INPUT DATA Block Start
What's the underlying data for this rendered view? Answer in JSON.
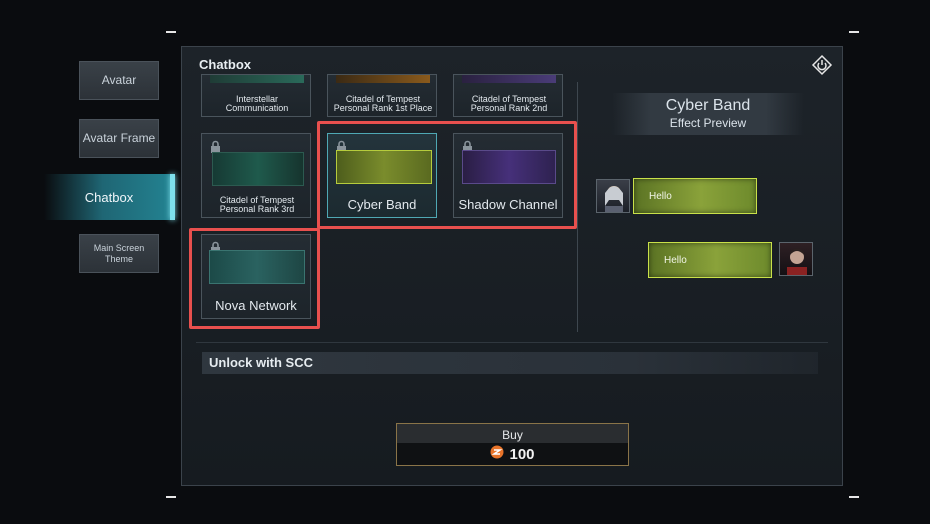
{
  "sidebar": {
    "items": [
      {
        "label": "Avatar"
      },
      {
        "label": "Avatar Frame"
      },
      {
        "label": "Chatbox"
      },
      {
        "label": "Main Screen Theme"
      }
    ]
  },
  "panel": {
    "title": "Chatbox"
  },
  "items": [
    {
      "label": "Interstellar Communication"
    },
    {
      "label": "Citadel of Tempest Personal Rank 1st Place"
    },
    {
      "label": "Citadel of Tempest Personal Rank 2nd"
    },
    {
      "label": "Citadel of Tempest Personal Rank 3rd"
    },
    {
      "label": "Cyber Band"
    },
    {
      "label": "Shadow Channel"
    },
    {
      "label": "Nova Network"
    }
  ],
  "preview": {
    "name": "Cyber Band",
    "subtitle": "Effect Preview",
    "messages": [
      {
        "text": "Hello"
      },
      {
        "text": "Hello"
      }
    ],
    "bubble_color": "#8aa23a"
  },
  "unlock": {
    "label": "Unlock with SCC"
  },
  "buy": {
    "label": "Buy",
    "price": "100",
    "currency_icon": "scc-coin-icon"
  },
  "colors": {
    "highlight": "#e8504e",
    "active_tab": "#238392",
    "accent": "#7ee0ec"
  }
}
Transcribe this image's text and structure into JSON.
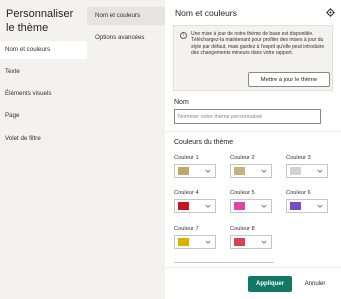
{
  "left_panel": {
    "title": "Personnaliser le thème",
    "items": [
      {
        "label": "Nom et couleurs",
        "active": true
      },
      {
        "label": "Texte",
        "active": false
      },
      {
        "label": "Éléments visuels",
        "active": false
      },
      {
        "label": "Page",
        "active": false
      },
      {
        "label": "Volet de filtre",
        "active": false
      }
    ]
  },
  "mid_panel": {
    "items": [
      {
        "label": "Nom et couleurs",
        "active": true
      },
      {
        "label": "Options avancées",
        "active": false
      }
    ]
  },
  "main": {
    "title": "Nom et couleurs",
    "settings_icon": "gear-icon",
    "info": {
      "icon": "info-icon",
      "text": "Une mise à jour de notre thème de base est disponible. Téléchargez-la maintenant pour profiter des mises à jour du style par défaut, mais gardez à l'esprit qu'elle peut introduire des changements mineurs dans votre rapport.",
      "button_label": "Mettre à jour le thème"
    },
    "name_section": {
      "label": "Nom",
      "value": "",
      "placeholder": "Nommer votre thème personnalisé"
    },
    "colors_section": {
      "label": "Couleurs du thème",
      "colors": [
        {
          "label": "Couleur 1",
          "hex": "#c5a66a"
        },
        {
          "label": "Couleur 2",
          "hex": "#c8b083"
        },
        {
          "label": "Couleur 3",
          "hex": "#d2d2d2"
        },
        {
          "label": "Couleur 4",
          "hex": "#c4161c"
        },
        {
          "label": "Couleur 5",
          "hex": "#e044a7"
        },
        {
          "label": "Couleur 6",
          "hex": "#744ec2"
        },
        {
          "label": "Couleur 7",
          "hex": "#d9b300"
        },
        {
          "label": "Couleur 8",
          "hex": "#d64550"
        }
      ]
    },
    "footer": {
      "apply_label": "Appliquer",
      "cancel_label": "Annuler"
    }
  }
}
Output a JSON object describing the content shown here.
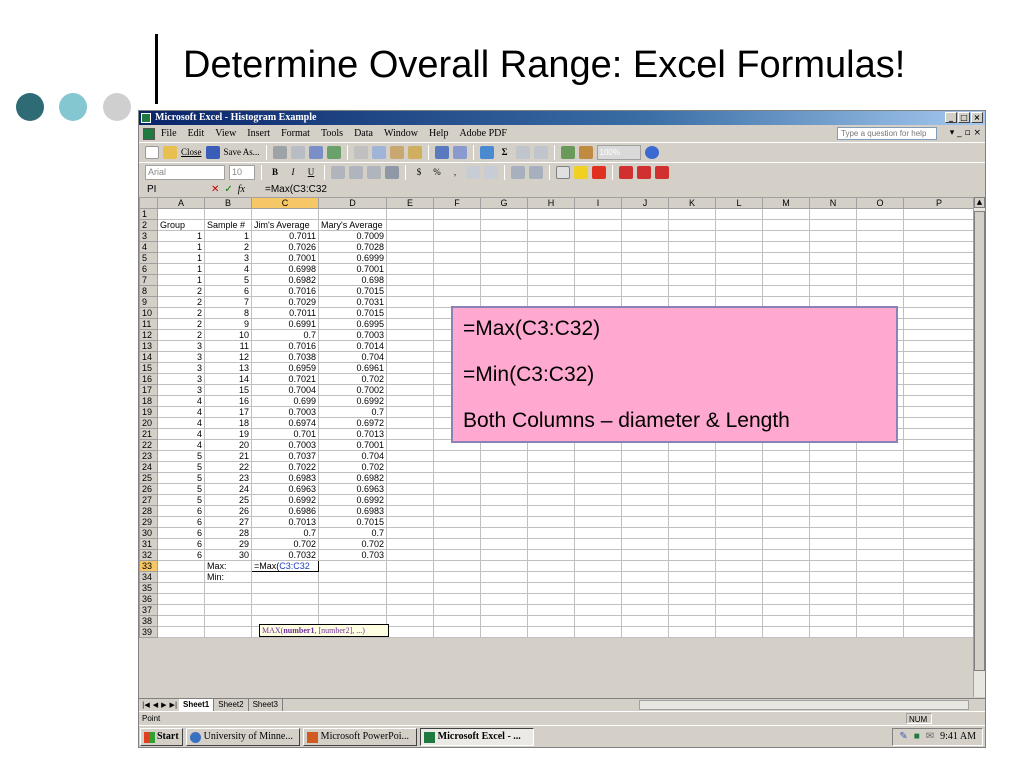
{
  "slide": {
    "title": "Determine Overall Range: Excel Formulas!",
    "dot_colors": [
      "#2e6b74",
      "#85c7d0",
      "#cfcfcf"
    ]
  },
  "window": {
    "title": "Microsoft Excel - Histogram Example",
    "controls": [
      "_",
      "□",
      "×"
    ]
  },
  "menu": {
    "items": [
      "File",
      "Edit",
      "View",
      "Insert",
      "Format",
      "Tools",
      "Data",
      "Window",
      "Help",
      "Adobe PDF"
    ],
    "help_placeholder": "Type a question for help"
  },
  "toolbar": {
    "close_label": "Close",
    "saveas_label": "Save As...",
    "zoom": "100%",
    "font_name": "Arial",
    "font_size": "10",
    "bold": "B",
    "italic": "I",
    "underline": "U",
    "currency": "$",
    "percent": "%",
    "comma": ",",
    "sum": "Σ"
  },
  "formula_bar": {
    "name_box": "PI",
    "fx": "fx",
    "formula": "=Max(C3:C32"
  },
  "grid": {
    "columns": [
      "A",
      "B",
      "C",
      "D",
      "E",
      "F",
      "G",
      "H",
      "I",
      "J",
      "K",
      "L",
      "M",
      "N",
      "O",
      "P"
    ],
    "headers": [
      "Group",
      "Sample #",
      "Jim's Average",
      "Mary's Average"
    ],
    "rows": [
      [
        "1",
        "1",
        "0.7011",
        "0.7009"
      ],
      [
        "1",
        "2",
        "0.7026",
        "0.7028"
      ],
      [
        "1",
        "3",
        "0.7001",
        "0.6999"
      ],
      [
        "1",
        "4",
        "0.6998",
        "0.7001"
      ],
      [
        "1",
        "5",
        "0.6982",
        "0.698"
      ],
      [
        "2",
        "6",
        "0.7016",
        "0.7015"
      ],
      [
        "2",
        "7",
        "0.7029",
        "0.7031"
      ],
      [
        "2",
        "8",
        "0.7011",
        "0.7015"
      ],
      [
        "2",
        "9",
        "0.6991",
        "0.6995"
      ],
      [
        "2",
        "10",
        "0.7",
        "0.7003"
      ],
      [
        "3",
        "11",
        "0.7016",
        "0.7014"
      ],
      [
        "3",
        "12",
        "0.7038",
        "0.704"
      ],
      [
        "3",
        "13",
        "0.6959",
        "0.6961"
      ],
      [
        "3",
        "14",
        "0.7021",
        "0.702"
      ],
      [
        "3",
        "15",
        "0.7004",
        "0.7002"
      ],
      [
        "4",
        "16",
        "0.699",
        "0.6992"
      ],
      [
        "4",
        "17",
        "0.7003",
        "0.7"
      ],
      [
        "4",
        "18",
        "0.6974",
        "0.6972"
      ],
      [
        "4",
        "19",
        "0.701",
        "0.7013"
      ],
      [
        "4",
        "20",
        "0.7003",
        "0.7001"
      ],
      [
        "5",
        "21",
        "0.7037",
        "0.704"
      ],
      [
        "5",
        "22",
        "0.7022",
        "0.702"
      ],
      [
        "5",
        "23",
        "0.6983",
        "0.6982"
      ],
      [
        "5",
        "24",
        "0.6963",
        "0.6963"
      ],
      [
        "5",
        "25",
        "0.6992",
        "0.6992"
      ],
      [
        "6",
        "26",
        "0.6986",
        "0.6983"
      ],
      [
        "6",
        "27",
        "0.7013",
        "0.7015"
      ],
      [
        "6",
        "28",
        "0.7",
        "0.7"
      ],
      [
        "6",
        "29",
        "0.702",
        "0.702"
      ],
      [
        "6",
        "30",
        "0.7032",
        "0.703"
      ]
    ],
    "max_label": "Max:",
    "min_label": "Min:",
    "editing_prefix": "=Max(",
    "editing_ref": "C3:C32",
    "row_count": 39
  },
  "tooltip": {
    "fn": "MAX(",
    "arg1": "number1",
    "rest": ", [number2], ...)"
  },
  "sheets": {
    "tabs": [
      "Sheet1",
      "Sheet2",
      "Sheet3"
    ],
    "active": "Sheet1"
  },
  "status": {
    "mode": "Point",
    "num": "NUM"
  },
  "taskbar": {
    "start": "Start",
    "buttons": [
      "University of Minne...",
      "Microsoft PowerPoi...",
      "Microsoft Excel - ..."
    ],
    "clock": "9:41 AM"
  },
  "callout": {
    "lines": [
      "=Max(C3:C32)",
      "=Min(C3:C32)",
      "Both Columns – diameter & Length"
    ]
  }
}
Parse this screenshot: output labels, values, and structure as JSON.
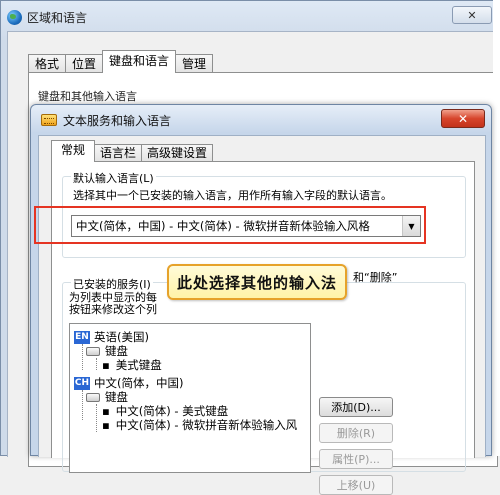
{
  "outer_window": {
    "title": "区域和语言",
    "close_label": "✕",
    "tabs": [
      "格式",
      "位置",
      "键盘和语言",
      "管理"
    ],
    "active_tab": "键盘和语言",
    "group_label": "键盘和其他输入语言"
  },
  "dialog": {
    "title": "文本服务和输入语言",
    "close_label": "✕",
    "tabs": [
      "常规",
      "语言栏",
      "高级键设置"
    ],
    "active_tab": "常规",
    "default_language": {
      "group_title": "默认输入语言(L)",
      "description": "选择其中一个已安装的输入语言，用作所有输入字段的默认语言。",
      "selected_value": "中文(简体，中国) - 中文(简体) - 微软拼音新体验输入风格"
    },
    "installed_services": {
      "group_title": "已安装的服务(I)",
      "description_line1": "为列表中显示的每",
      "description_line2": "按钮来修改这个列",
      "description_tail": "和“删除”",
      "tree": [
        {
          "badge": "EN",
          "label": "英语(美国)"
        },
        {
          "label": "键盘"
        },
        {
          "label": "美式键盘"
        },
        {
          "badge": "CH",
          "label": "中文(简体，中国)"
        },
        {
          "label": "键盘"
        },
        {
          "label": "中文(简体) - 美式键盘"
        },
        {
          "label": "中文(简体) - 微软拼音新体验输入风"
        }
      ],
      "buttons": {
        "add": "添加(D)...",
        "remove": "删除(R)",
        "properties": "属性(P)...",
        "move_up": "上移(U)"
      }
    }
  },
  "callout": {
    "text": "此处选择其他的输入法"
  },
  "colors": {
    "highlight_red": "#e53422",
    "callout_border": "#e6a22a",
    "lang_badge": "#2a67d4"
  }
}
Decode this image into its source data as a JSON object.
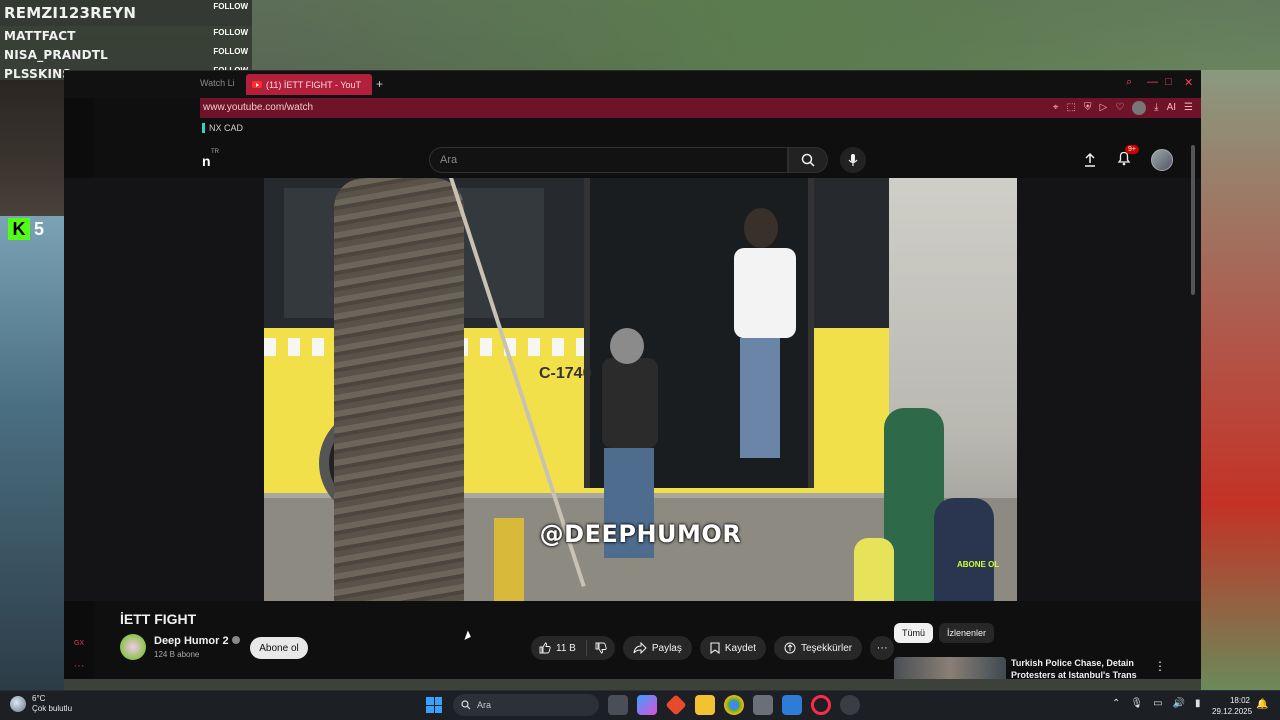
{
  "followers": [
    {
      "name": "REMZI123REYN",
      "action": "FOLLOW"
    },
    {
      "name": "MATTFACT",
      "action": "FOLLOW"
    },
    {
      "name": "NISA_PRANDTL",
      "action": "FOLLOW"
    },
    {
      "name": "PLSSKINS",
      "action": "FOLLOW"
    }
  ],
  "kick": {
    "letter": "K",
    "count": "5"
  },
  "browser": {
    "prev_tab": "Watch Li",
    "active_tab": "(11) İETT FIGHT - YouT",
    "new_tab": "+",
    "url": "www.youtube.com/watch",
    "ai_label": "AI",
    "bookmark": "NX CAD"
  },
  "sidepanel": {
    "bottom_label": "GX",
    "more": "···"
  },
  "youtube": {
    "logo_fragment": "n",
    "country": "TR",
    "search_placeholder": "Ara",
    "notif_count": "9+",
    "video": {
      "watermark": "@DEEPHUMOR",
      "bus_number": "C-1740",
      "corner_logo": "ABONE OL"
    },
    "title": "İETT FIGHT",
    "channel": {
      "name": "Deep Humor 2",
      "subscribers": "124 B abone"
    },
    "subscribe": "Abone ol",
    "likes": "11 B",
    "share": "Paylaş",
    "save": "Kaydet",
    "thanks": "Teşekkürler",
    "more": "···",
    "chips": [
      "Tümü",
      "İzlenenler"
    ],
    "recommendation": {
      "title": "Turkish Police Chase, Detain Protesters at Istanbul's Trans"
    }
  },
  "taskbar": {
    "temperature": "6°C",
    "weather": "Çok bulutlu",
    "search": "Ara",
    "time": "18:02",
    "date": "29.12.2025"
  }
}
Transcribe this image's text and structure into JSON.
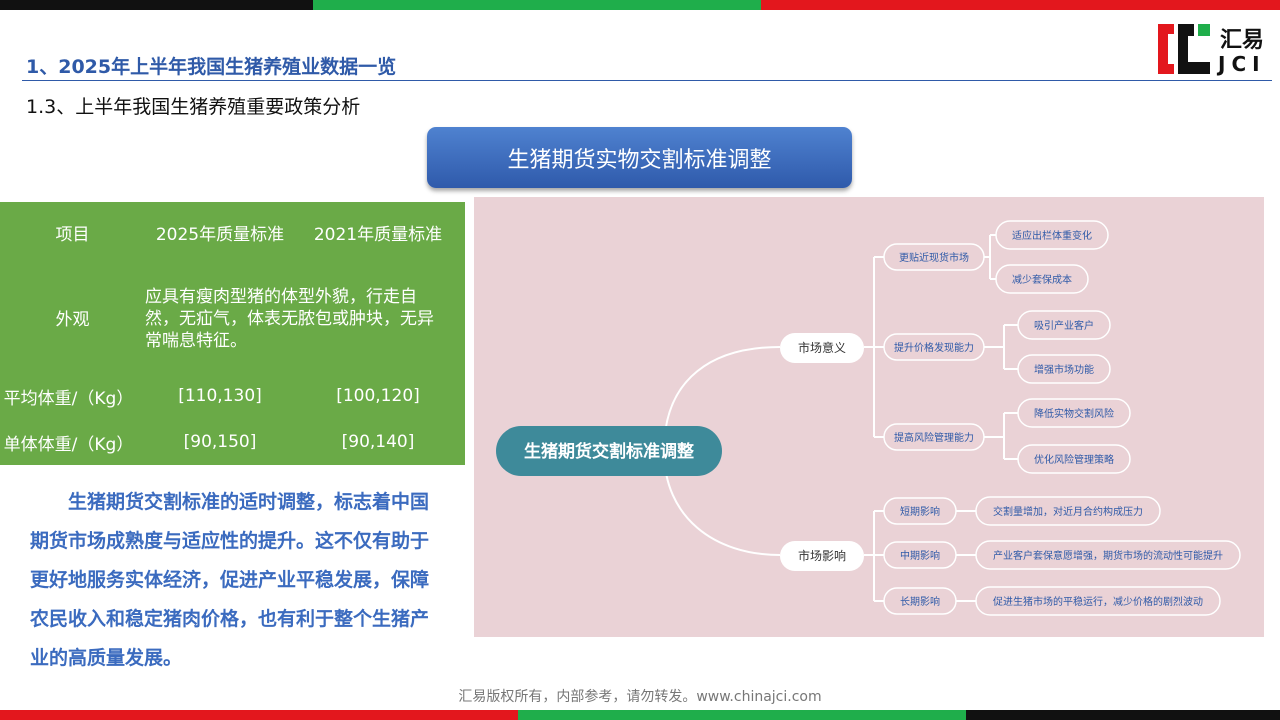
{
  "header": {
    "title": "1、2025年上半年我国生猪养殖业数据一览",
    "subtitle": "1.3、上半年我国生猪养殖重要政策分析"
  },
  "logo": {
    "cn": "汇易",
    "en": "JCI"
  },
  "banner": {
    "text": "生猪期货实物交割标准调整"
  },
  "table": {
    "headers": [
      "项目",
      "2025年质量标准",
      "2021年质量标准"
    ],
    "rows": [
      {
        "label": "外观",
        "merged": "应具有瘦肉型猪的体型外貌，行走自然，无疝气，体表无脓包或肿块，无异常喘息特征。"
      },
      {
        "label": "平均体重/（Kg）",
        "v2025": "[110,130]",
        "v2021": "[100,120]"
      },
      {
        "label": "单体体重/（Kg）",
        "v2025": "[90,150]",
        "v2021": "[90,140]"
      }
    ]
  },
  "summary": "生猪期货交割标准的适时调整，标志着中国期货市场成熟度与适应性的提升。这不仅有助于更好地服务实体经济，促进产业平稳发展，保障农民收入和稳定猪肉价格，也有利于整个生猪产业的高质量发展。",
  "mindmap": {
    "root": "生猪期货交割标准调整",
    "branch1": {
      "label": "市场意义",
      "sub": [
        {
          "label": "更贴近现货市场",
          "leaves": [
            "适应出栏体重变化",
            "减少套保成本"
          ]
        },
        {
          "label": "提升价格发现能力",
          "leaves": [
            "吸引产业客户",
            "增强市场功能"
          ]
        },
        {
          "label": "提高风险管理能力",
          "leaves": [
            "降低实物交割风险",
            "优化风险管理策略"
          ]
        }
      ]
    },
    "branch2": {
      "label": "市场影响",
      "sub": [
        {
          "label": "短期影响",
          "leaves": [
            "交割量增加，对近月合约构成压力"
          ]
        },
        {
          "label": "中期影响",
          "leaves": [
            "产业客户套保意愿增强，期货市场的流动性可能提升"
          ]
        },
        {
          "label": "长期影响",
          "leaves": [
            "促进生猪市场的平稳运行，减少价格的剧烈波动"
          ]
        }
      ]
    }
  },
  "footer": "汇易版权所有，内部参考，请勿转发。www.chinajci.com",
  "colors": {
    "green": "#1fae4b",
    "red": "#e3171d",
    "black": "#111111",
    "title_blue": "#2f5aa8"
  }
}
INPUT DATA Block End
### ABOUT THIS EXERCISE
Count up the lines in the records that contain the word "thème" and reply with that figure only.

### SOLUTION TO THIS TASK
5